*TASK INSTRUCTIONS*: From the entries below, gather each line containing the word "this".
|---|
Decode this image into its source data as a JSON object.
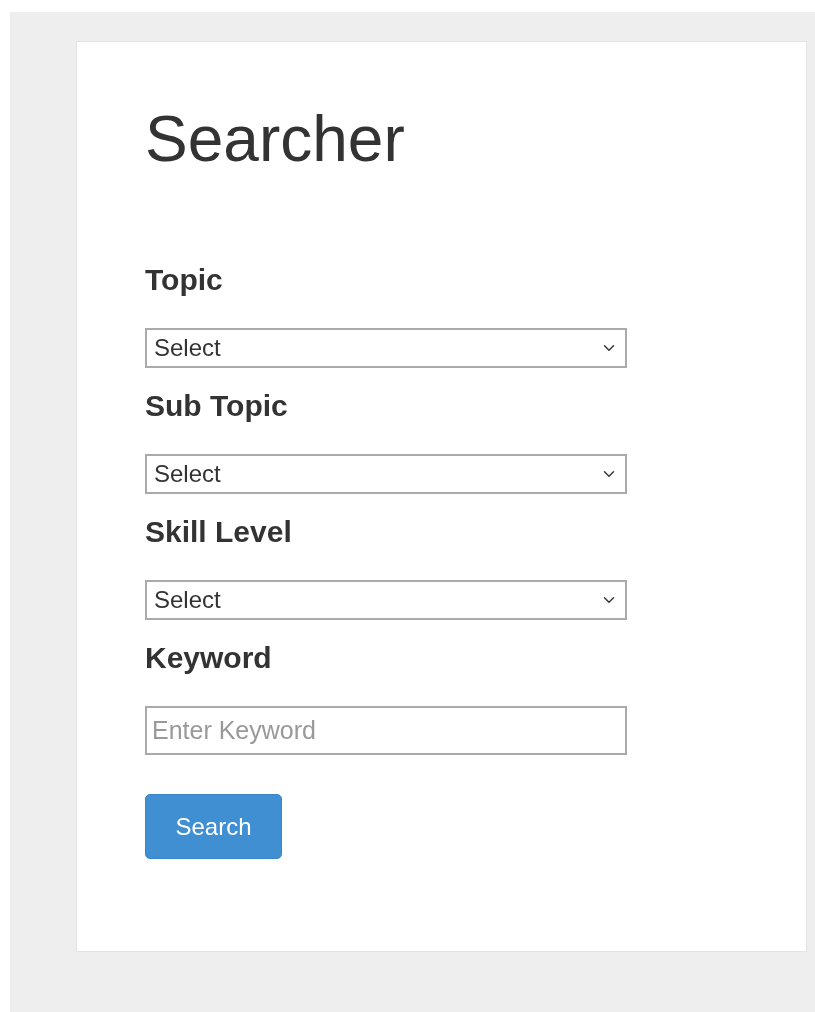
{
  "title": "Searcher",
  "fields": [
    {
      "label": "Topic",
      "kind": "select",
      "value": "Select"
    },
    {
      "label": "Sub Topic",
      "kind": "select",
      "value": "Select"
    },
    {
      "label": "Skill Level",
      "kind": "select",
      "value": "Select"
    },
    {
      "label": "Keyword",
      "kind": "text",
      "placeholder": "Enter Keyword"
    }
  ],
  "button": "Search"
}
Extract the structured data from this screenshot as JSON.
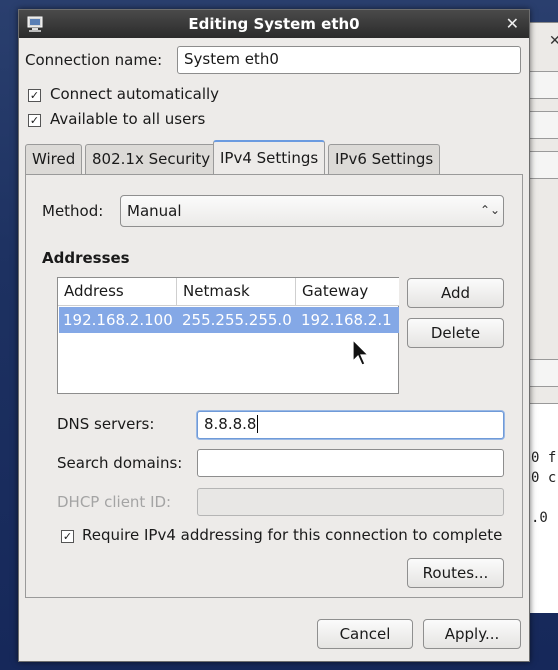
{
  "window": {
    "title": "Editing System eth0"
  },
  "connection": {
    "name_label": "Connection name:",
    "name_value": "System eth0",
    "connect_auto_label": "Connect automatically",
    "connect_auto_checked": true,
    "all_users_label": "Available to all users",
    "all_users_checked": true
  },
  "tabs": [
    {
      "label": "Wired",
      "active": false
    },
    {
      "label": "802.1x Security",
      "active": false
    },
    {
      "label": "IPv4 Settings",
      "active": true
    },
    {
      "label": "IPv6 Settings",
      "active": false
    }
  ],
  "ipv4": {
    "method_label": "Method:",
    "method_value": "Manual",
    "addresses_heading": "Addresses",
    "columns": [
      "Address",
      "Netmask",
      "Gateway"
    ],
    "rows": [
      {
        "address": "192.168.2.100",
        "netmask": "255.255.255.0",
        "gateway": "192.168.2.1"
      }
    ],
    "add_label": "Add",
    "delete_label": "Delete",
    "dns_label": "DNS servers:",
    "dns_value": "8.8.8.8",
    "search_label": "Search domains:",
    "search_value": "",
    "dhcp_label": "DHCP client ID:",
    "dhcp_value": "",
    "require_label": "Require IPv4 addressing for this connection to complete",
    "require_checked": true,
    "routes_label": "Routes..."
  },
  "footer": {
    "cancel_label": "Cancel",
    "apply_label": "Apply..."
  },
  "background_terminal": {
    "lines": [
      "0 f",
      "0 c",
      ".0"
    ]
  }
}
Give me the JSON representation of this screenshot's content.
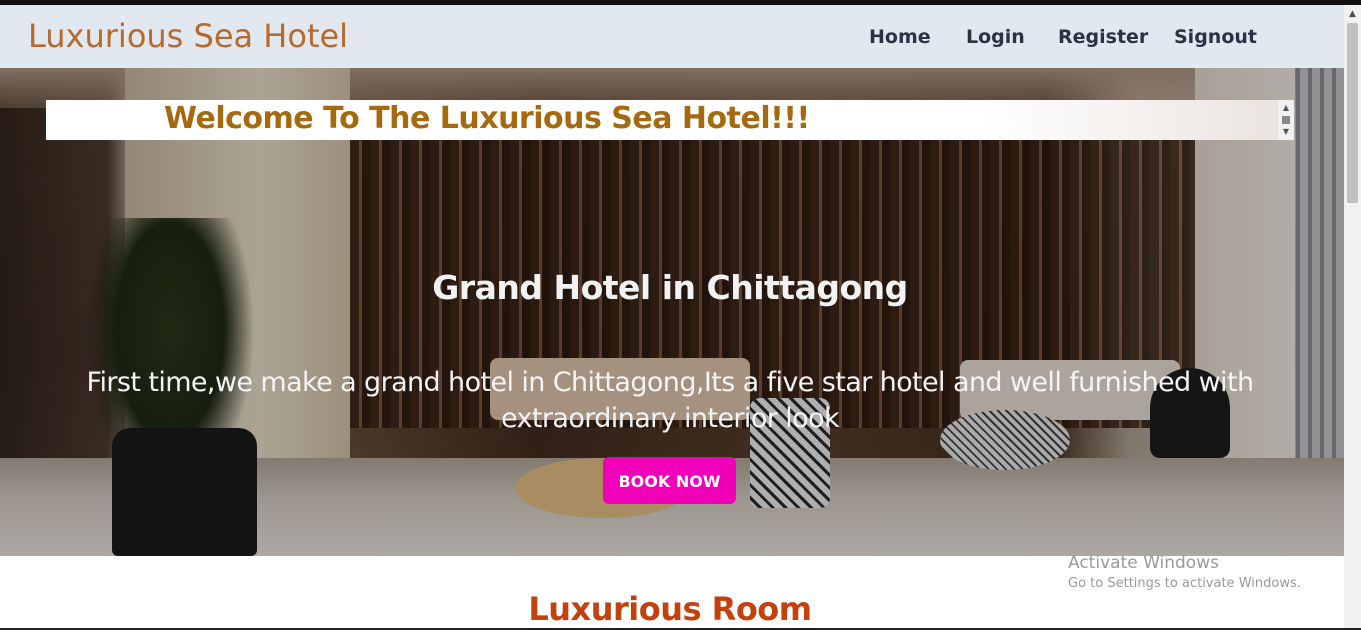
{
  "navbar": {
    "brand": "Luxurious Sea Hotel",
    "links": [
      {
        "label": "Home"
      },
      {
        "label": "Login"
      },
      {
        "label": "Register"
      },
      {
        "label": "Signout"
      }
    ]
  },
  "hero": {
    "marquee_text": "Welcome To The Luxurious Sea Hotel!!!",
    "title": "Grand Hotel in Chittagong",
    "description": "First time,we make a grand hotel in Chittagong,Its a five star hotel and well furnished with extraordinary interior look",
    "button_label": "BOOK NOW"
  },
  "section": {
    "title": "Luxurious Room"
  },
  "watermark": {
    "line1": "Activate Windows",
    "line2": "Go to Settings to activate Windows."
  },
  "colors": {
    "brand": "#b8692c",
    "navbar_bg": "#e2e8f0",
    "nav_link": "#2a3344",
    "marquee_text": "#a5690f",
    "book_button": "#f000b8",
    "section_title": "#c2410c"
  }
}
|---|
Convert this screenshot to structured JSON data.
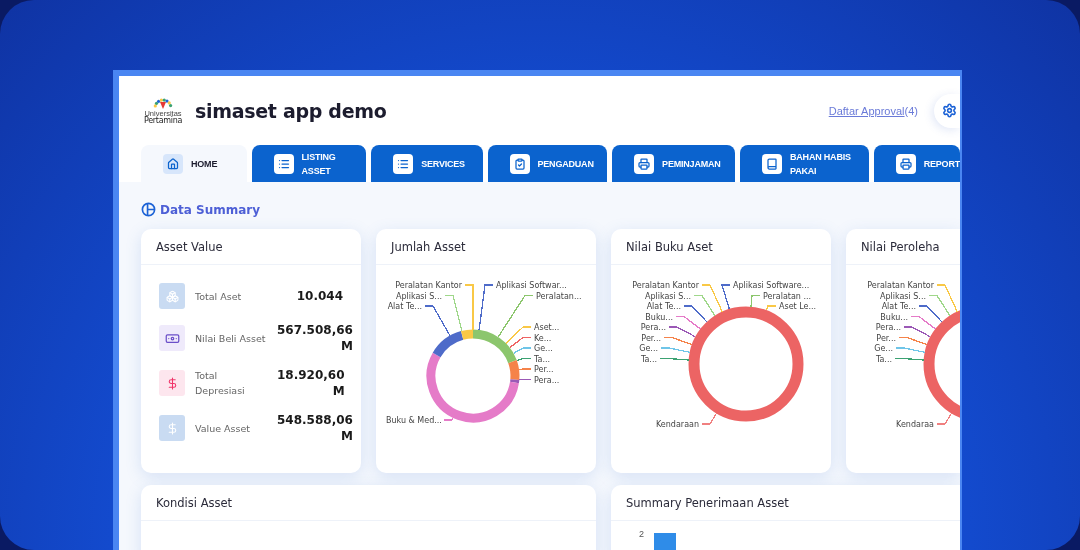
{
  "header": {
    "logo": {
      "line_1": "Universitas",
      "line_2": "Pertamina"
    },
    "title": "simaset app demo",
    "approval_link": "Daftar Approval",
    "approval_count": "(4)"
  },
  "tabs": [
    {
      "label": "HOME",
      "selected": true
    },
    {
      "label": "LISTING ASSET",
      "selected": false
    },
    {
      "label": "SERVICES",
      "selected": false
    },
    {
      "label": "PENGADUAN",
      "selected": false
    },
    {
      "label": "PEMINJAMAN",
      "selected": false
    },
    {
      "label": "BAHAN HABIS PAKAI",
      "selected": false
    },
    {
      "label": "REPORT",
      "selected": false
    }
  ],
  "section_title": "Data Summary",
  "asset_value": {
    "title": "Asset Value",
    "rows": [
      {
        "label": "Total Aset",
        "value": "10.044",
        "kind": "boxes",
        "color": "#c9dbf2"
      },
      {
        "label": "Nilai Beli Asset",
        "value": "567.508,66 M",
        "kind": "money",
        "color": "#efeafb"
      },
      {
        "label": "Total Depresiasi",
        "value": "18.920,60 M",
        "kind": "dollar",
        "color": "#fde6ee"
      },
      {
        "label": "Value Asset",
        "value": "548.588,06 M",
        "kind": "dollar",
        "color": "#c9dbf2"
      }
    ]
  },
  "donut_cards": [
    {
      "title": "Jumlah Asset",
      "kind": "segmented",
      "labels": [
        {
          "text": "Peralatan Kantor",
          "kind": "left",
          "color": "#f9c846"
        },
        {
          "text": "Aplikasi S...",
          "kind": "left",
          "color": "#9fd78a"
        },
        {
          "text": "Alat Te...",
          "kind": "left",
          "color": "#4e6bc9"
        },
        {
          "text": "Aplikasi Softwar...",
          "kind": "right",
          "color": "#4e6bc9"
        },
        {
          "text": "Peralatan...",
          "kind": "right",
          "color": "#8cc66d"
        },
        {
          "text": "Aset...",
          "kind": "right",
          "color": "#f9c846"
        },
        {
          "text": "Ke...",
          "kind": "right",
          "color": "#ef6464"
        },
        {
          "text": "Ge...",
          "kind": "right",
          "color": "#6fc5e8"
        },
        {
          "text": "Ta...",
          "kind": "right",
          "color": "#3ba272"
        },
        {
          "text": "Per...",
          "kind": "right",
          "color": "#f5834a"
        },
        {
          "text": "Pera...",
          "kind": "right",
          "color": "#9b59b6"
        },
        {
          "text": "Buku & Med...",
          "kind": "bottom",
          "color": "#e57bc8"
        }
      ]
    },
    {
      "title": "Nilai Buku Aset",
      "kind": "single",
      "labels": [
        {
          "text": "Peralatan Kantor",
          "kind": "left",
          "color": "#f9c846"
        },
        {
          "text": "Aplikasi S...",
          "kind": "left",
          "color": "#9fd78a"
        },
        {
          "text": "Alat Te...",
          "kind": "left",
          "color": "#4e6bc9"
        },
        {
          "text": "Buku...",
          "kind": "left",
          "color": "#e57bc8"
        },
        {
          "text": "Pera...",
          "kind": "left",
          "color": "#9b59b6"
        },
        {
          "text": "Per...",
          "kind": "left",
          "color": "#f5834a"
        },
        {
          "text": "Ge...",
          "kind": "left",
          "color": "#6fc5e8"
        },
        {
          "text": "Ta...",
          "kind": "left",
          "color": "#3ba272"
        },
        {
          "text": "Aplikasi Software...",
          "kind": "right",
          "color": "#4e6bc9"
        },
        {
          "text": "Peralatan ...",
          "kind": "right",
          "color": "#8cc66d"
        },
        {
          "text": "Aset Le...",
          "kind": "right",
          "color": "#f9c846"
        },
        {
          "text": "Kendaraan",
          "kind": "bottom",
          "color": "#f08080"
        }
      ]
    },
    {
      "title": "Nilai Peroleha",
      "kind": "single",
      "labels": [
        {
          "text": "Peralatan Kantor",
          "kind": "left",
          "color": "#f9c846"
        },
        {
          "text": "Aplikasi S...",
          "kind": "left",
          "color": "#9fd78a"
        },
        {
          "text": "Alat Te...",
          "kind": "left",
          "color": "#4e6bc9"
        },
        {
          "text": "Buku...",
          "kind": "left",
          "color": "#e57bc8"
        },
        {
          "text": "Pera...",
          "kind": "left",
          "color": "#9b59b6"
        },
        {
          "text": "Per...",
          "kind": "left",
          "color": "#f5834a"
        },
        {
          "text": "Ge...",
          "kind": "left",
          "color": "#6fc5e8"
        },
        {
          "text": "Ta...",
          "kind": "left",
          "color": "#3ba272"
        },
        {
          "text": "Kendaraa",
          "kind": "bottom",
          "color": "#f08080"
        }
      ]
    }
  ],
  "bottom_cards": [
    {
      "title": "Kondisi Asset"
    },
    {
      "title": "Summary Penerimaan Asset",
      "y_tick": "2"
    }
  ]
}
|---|
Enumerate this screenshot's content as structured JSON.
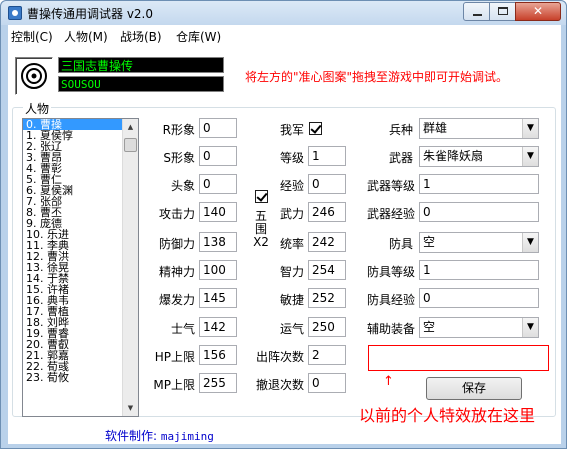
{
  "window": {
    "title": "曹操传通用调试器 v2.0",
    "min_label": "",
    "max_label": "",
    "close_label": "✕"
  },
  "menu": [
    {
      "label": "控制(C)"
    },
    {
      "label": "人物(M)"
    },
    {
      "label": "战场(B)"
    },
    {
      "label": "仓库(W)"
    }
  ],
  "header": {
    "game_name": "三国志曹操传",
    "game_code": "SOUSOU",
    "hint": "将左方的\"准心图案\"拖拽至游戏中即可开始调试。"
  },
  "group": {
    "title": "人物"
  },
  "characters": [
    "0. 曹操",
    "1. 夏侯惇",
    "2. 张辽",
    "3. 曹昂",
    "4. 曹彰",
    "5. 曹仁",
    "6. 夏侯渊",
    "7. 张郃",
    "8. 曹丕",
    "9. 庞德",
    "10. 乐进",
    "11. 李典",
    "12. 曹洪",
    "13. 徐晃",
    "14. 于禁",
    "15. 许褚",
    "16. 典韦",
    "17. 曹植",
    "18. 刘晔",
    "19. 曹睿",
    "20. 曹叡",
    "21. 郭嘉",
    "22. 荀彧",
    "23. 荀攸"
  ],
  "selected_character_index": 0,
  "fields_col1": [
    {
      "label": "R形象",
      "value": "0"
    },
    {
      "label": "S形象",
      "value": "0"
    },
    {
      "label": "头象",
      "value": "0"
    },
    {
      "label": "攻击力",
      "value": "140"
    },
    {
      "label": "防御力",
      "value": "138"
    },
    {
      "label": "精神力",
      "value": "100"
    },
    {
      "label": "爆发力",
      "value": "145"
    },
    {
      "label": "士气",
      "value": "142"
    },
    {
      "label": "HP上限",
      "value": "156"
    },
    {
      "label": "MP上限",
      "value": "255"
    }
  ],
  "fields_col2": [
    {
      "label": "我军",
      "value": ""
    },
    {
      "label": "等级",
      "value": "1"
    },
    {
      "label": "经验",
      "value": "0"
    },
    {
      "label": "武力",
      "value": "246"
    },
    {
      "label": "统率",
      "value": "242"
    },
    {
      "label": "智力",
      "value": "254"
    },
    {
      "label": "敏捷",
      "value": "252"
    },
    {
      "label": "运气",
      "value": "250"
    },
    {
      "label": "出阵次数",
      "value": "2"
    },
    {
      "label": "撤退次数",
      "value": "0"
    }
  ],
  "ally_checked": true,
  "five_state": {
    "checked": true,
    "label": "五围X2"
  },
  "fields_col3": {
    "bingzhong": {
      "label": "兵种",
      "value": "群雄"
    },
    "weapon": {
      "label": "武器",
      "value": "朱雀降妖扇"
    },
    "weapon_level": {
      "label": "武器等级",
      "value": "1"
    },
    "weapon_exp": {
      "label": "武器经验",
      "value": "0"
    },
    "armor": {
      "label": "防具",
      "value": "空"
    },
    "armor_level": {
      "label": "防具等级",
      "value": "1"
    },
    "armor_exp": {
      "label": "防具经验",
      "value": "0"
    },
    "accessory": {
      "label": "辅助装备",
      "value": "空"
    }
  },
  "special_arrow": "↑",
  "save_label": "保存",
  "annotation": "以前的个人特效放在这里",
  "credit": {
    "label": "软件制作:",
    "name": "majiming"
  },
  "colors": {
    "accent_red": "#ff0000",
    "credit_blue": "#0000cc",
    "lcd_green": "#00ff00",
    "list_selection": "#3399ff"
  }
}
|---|
*EXERCISE OUTPUT*:
Decode this image into its source data as a JSON object.
Extract the structured data from this screenshot as JSON.
    "require_label": "Require IPv4 addressing for this connection to complete",
Give me the JSON representation of this screenshot's content.
Convert this screenshot to structured JSON data.
Enumerate this screenshot's content as structured JSON.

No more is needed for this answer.